(Entries from a dataset of interfaces)
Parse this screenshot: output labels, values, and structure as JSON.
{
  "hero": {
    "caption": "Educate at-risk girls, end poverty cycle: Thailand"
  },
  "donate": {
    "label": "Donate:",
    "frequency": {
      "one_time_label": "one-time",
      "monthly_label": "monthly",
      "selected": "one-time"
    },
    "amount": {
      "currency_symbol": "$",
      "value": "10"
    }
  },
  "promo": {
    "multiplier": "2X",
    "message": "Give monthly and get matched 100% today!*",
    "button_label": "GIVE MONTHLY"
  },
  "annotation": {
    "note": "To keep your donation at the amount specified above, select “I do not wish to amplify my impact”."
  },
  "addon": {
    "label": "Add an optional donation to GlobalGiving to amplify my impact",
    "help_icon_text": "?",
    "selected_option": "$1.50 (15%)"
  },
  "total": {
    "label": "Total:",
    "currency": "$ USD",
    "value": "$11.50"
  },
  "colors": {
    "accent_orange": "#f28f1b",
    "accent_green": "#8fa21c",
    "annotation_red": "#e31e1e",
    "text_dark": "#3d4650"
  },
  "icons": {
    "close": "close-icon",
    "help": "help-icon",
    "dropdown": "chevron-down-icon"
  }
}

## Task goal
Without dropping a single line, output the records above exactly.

## Response box
Parse this screenshot: output labels, values, and structure as JSON.
{
  "hero": {
    "caption": "Educate at-risk girls, end poverty cycle: Thailand"
  },
  "donate": {
    "label": "Donate:",
    "frequency": {
      "one_time_label": "one-time",
      "monthly_label": "monthly",
      "selected": "one-time"
    },
    "amount": {
      "currency_symbol": "$",
      "value": "10"
    }
  },
  "promo": {
    "multiplier": "2X",
    "message": "Give monthly and get matched 100% today!*",
    "button_label": "GIVE MONTHLY"
  },
  "annotation": {
    "note": "To keep your donation at the amount specified above, select “I do not wish to amplify my impact”."
  },
  "addon": {
    "label": "Add an optional donation to GlobalGiving to amplify my impact",
    "help_icon_text": "?",
    "selected_option": "$1.50 (15%)"
  },
  "total": {
    "label": "Total:",
    "currency": "$ USD",
    "value": "$11.50"
  },
  "colors": {
    "accent_orange": "#f28f1b",
    "accent_green": "#8fa21c",
    "annotation_red": "#e31e1e",
    "text_dark": "#3d4650"
  },
  "icons": {
    "close": "close-icon",
    "help": "help-icon",
    "dropdown": "chevron-down-icon"
  }
}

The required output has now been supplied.